#### [TASK PROMPT]
For this exercise, write out every entry exactly and leave the pictures out.

#### [THE DATA]
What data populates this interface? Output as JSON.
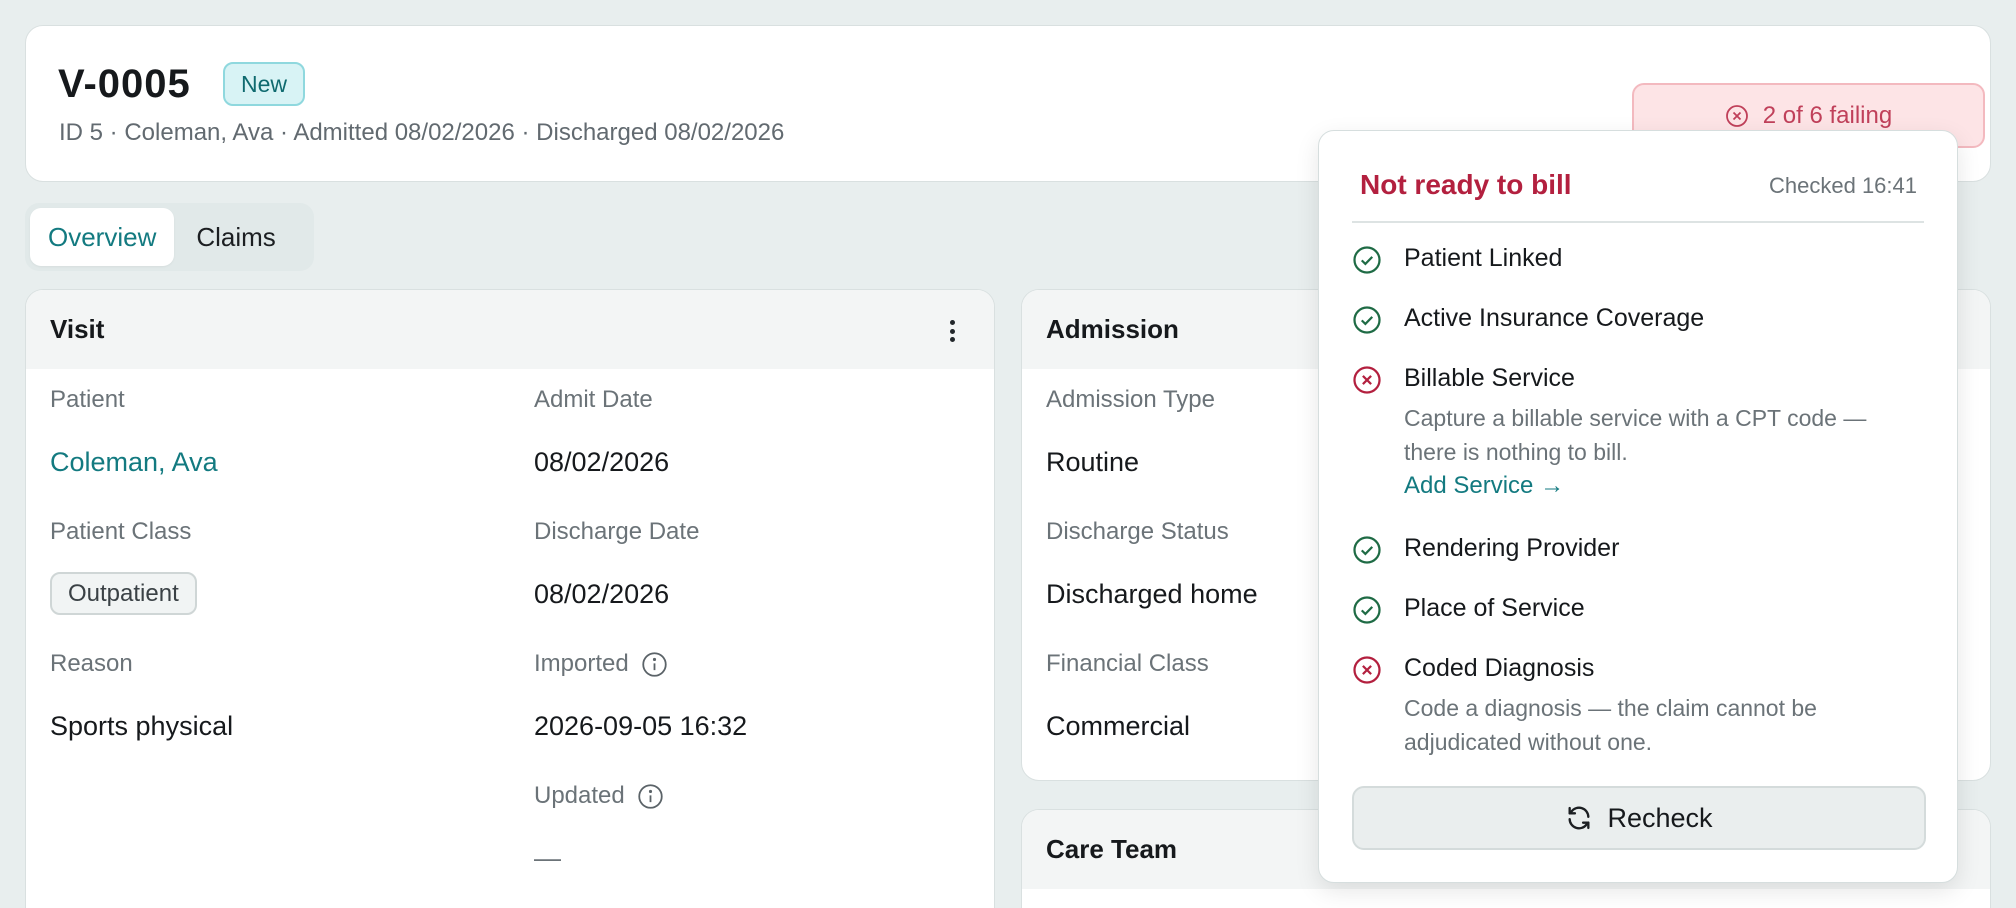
{
  "header": {
    "visit_id": "V-0005",
    "status_badge": "New",
    "meta": "ID 5 · Coleman, Ava · Admitted 08/02/2026 · Discharged 08/02/2026",
    "failing_label": "2 of 6 failing"
  },
  "tabs": [
    {
      "label": "Overview",
      "active": true
    },
    {
      "label": "Claims",
      "active": false
    }
  ],
  "visit_card": {
    "title": "Visit",
    "fields": {
      "patient_label": "Patient",
      "patient_value": "Coleman, Ava",
      "admit_date_label": "Admit Date",
      "admit_date_value": "08/02/2026",
      "patient_class_label": "Patient Class",
      "patient_class_value": "Outpatient",
      "discharge_date_label": "Discharge Date",
      "discharge_date_value": "08/02/2026",
      "reason_label": "Reason",
      "reason_value": "Sports physical",
      "imported_label": "Imported",
      "imported_value": "2026-09-05 16:32",
      "updated_label": "Updated",
      "updated_value": "—"
    }
  },
  "admission_card": {
    "title": "Admission",
    "fields": {
      "admission_type_label": "Admission Type",
      "admission_type_value": "Routine",
      "discharge_status_label": "Discharge Status",
      "discharge_status_value": "Discharged home",
      "financial_class_label": "Financial Class",
      "financial_class_value": "Commercial"
    }
  },
  "care_team_card": {
    "title": "Care Team"
  },
  "readiness": {
    "title": "Not ready to bill",
    "checked": "Checked 16:41",
    "items": [
      {
        "label": "Patient Linked",
        "status": "pass"
      },
      {
        "label": "Active Insurance Coverage",
        "status": "pass"
      },
      {
        "label": "Billable Service",
        "status": "fail",
        "help": "Capture a billable service with a CPT code — there is nothing to bill.",
        "action": "Add Service →"
      },
      {
        "label": "Rendering Provider",
        "status": "pass"
      },
      {
        "label": "Place of Service",
        "status": "pass"
      },
      {
        "label": "Coded Diagnosis",
        "status": "fail",
        "help": "Code a diagnosis — the claim cannot be adjudicated without one."
      }
    ],
    "recheck_label": "Recheck"
  },
  "colors": {
    "accent": "#137a80",
    "fail": "#b3203f",
    "pass": "#1f6b45",
    "page_bg": "#e8eeee"
  }
}
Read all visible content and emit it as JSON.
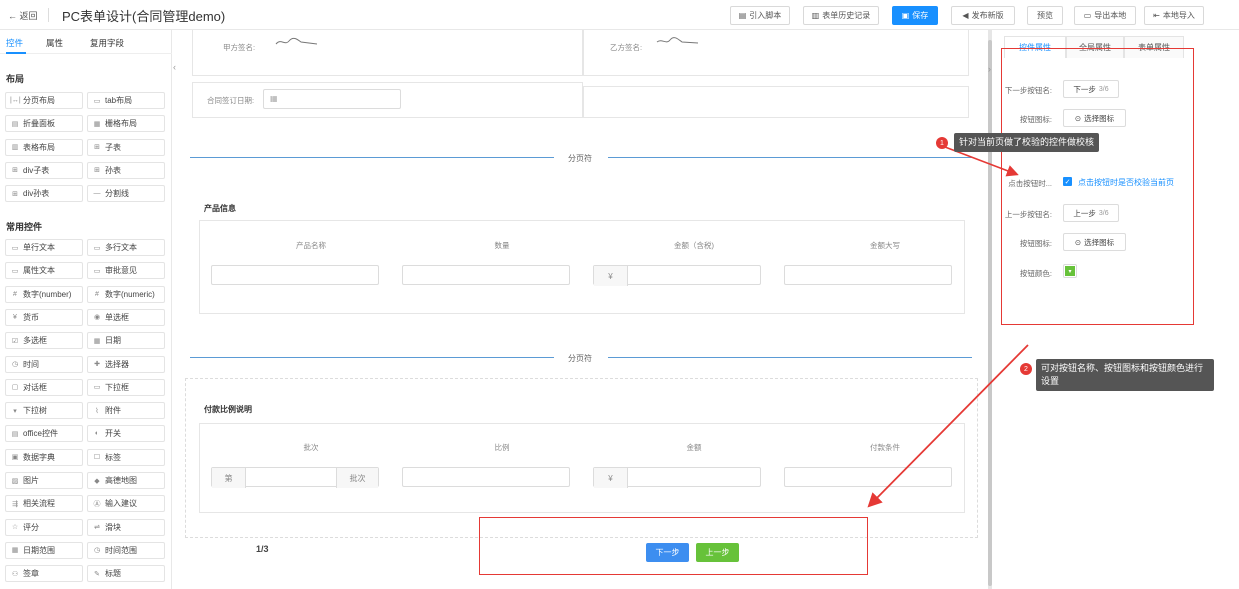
{
  "topbar": {
    "back": "← 返回",
    "title": "PC表单设计(合同管理demo)",
    "buttons": {
      "import_script": "引入脚本",
      "history": "表单历史记录",
      "save": "保存",
      "publish": "发布新版",
      "preview": "预览",
      "export": "导出本地",
      "import_local": "本地导入"
    }
  },
  "sidebar": {
    "tabs": [
      "控件",
      "属性",
      "复用字段"
    ],
    "sections": {
      "layout": "布局",
      "common": "常用控件"
    },
    "layout_items": [
      {
        "icon": "|↔|",
        "label": "分页布局"
      },
      {
        "icon": "▭",
        "label": "tab布局"
      },
      {
        "icon": "▤",
        "label": "折叠面板"
      },
      {
        "icon": "▦",
        "label": "栅格布局"
      },
      {
        "icon": "▥",
        "label": "表格布局"
      },
      {
        "icon": "⊞",
        "label": "子表"
      },
      {
        "icon": "⊞",
        "label": "div子表"
      },
      {
        "icon": "⊞",
        "label": "孙表"
      },
      {
        "icon": "⊞",
        "label": "div孙表"
      },
      {
        "icon": "—",
        "label": "分割线"
      }
    ],
    "common_items": [
      {
        "icon": "▭",
        "label": "单行文本"
      },
      {
        "icon": "▭",
        "label": "多行文本"
      },
      {
        "icon": "▭",
        "label": "属性文本"
      },
      {
        "icon": "▭",
        "label": "审批意见"
      },
      {
        "icon": "#",
        "label": "数字(number)"
      },
      {
        "icon": "#",
        "label": "数字(numeric)"
      },
      {
        "icon": "¥",
        "label": "货币"
      },
      {
        "icon": "◉",
        "label": "单选框"
      },
      {
        "icon": "☑",
        "label": "多选框"
      },
      {
        "icon": "▦",
        "label": "日期"
      },
      {
        "icon": "◷",
        "label": "时间"
      },
      {
        "icon": "✚",
        "label": "选择器"
      },
      {
        "icon": "▢",
        "label": "对话框"
      },
      {
        "icon": "▭",
        "label": "下拉框"
      },
      {
        "icon": "▾",
        "label": "下拉树"
      },
      {
        "icon": "⌇",
        "label": "附件"
      },
      {
        "icon": "▤",
        "label": "office控件"
      },
      {
        "icon": "◐",
        "label": "开关"
      },
      {
        "icon": "▣",
        "label": "数据字典"
      },
      {
        "icon": "☐",
        "label": "标签"
      },
      {
        "icon": "▨",
        "label": "图片"
      },
      {
        "icon": "◆",
        "label": "高德地图"
      },
      {
        "icon": "⇶",
        "label": "相关流程"
      },
      {
        "icon": "Ⓐ",
        "label": "输入建议"
      },
      {
        "icon": "☆",
        "label": "评分"
      },
      {
        "icon": "⇌",
        "label": "滑块"
      },
      {
        "icon": "▦",
        "label": "日期范围"
      },
      {
        "icon": "◷",
        "label": "时间范围"
      },
      {
        "icon": "⚇",
        "label": "签章"
      },
      {
        "icon": "✎",
        "label": "标题"
      }
    ]
  },
  "canvas": {
    "sign_a_label": "甲方签名:",
    "sign_b_label": "乙方签名:",
    "contract_date_label": "合同签订日期:",
    "page_sep_label": "分页符",
    "product_section": {
      "title": "产品信息",
      "headers": [
        "产品名称",
        "数量",
        "金额（含税)",
        "金额大写"
      ],
      "currency": "¥"
    },
    "payment_section": {
      "title": "付款比例说明",
      "headers": [
        "批次",
        "比例",
        "金额",
        "付款条件"
      ],
      "prefix": "第",
      "suffix": "批次",
      "currency": "¥"
    },
    "page_indicator": "1/3",
    "next_button": "下一步",
    "prev_button": "上一步"
  },
  "right_panel": {
    "tabs": [
      "控件属性",
      "全局属性",
      "表单属性"
    ],
    "next_name_label": "下一步按钮名:",
    "next_name_value": "下一步",
    "next_name_count": "3/6",
    "btn_icon_label": "按钮图标:",
    "select_icon": "选择图标",
    "validate_label": "点击按钮时...",
    "validate_checkbox": "点击按钮时是否校验当前页",
    "prev_name_label": "上一步按钮名:",
    "prev_name_value": "上一步",
    "prev_name_count": "3/6",
    "btn_color_label": "按钮颜色:"
  },
  "annotations": {
    "tip1_num": "1",
    "tip1": "针对当前页做了校验的控件做校核",
    "tip2_num": "2",
    "tip2": "可对按钮名称、按钮图标和按钮颜色进行设置"
  },
  "colors": {
    "accent": "#1890ff",
    "next_btn": "#3d8ef0",
    "prev_btn": "#67c23a",
    "annotation_red": "#e53935",
    "page_sep": "#5b9bd5"
  }
}
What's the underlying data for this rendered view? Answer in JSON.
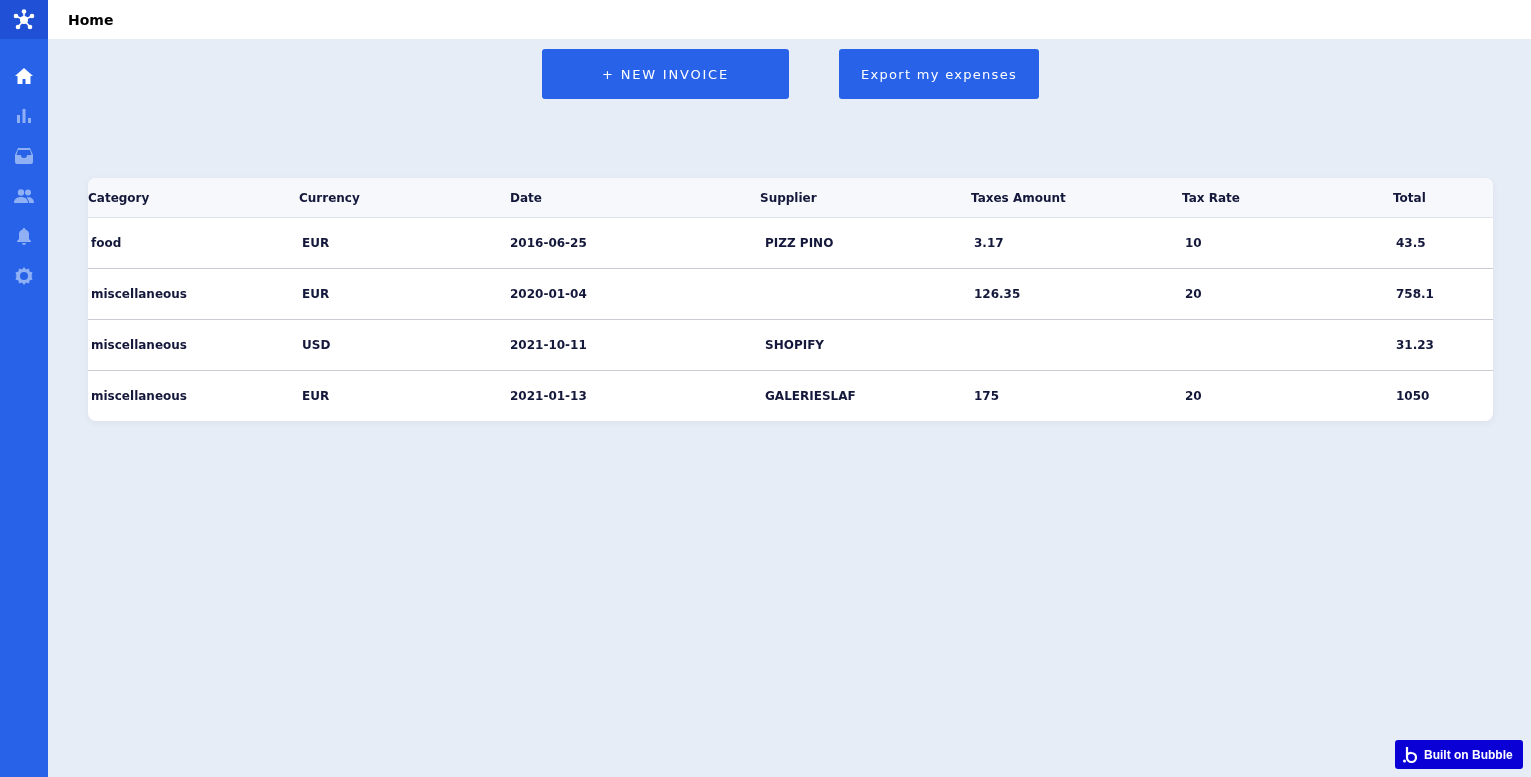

#### [ANSWER BOX]
What data populates this interface? Output as JSON.
{
  "header": {
    "visit_id": "V-0005",
    "status_badge": "New",
    "meta": "ID 5 · Coleman, Ava · Admitted 08/02/2026 · Discharged 08/02/2026",
    "failing_label": "2 of 6 failing"
  },
  "tabs": [
    {
      "label": "Overview",
      "active": true
    },
    {
      "label": "Claims",
      "active": false
    }
  ],
  "visit_card": {
    "title": "Visit",
    "fields": {
      "patient_label": "Patient",
      "patient_value": "Coleman, Ava",
      "admit_date_label": "Admit Date",
      "admit_date_value": "08/02/2026",
      "patient_class_label": "Patient Class",
      "patient_class_value": "Outpatient",
      "discharge_date_label": "Discharge Date",
      "discharge_date_value": "08/02/2026",
      "reason_label": "Reason",
      "reason_value": "Sports physical",
      "imported_label": "Imported",
      "imported_value": "2026-09-05 16:32",
      "updated_label": "Updated",
      "updated_value": "—"
    }
  },
  "admission_card": {
    "title": "Admission",
    "fields": {
      "admission_type_label": "Admission Type",
      "admission_type_value": "Routine",
      "discharge_status_label": "Discharge Status",
      "discharge_status_value": "Discharged home",
      "financial_class_label": "Financial Class",
      "financial_class_value": "Commercial"
    }
  },
  "care_team_card": {
    "title": "Care Team"
  },
  "readiness": {
    "title": "Not ready to bill",
    "checked": "Checked 16:41",
    "items": [
      {
        "label": "Patient Linked",
        "status": "pass"
      },
      {
        "label": "Active Insurance Coverage",
        "status": "pass"
      },
      {
        "label": "Billable Service",
        "status": "fail",
        "help": "Capture a billable service with a CPT code — there is nothing to bill.",
        "action": "Add Service →"
      },
      {
        "label": "Rendering Provider",
        "status": "pass"
      },
      {
        "label": "Place of Service",
        "status": "pass"
      },
      {
        "label": "Coded Diagnosis",
        "status": "fail",
        "help": "Code a diagnosis — the claim cannot be adjudicated without one."
      }
    ],
    "recheck_label": "Recheck"
  },
  "colors": {
    "accent": "#137a80",
    "fail": "#b3203f",
    "pass": "#1f6b45",
    "page_bg": "#e8eeee"
  }
}
Read all visible content and emit it as JSON.
{
  "topbar": {
    "back": "← 返回",
    "title": "PC表单设计(合同管理demo)",
    "buttons": {
      "import_script": "引入脚本",
      "history": "表单历史记录",
      "save": "保存",
      "publish": "发布新版",
      "preview": "预览",
      "export": "导出本地",
      "import_local": "本地导入"
    }
  },
  "sidebar": {
    "tabs": [
      "控件",
      "属性",
      "复用字段"
    ],
    "sections": {
      "layout": "布局",
      "common": "常用控件"
    },
    "layout_items": [
      {
        "icon": "|↔|",
        "label": "分页布局"
      },
      {
        "icon": "▭",
        "label": "tab布局"
      },
      {
        "icon": "▤",
        "label": "折叠面板"
      },
      {
        "icon": "▦",
        "label": "栅格布局"
      },
      {
        "icon": "▥",
        "label": "表格布局"
      },
      {
        "icon": "⊞",
        "label": "子表"
      },
      {
        "icon": "⊞",
        "label": "div子表"
      },
      {
        "icon": "⊞",
        "label": "孙表"
      },
      {
        "icon": "⊞",
        "label": "div孙表"
      },
      {
        "icon": "—",
        "label": "分割线"
      }
    ],
    "common_items": [
      {
        "icon": "▭",
        "label": "单行文本"
      },
      {
        "icon": "▭",
        "label": "多行文本"
      },
      {
        "icon": "▭",
        "label": "属性文本"
      },
      {
        "icon": "▭",
        "label": "审批意见"
      },
      {
        "icon": "#",
        "label": "数字(number)"
      },
      {
        "icon": "#",
        "label": "数字(numeric)"
      },
      {
        "icon": "¥",
        "label": "货币"
      },
      {
        "icon": "◉",
        "label": "单选框"
      },
      {
        "icon": "☑",
        "label": "多选框"
      },
      {
        "icon": "▦",
        "label": "日期"
      },
      {
        "icon": "◷",
        "label": "时间"
      },
      {
        "icon": "✚",
        "label": "选择器"
      },
      {
        "icon": "▢",
        "label": "对话框"
      },
      {
        "icon": "▭",
        "label": "下拉框"
      },
      {
        "icon": "▾",
        "label": "下拉树"
      },
      {
        "icon": "⌇",
        "label": "附件"
      },
      {
        "icon": "▤",
        "label": "office控件"
      },
      {
        "icon": "◐",
        "label": "开关"
      },
      {
        "icon": "▣",
        "label": "数据字典"
      },
      {
        "icon": "☐",
        "label": "标签"
      },
      {
        "icon": "▨",
        "label": "图片"
      },
      {
        "icon": "◆",
        "label": "高德地图"
      },
      {
        "icon": "⇶",
        "label": "相关流程"
      },
      {
        "icon": "Ⓐ",
        "label": "输入建议"
      },
      {
        "icon": "☆",
        "label": "评分"
      },
      {
        "icon": "⇌",
        "label": "滑块"
      },
      {
        "icon": "▦",
        "label": "日期范围"
      },
      {
        "icon": "◷",
        "label": "时间范围"
      },
      {
        "icon": "⚇",
        "label": "签章"
      },
      {
        "icon": "✎",
        "label": "标题"
      }
    ]
  },
  "canvas": {
    "sign_a_label": "甲方签名:",
    "sign_b_label": "乙方签名:",
    "contract_date_label": "合同签订日期:",
    "page_sep_label": "分页符",
    "product_section": {
      "title": "产品信息",
      "headers": [
        "产品名称",
        "数量",
        "金额（含税)",
        "金额大写"
      ],
      "currency": "¥"
    },
    "payment_section": {
      "title": "付款比例说明",
      "headers": [
        "批次",
        "比例",
        "金额",
        "付款条件"
      ],
      "prefix": "第",
      "suffix": "批次",
      "currency": "¥"
    },
    "page_indicator": "1/3",
    "next_button": "下一步",
    "prev_button": "上一步"
  },
  "right_panel": {
    "tabs": [
      "控件属性",
      "全局属性",
      "表单属性"
    ],
    "next_name_label": "下一步按钮名:",
    "next_name_value": "下一步",
    "next_name_count": "3/6",
    "btn_icon_label": "按钮图标:",
    "select_icon": "选择图标",
    "validate_label": "点击按钮时...",
    "validate_checkbox": "点击按钮时是否校验当前页",
    "prev_name_label": "上一步按钮名:",
    "prev_name_value": "上一步",
    "prev_name_count": "3/6",
    "btn_color_label": "按钮颜色:"
  },
  "annotations": {
    "tip1_num": "1",
    "tip1": "针对当前页做了校验的控件做校核",
    "tip2_num": "2",
    "tip2": "可对按钮名称、按钮图标和按钮颜色进行设置"
  },
  "colors": {
    "accent": "#1890ff",
    "next_btn": "#3d8ef0",
    "prev_btn": "#67c23a",
    "annotation_red": "#e53935",
    "page_sep": "#5b9bd5"
  }
}
What's the underlying data for this rendered view? Answer in JSON.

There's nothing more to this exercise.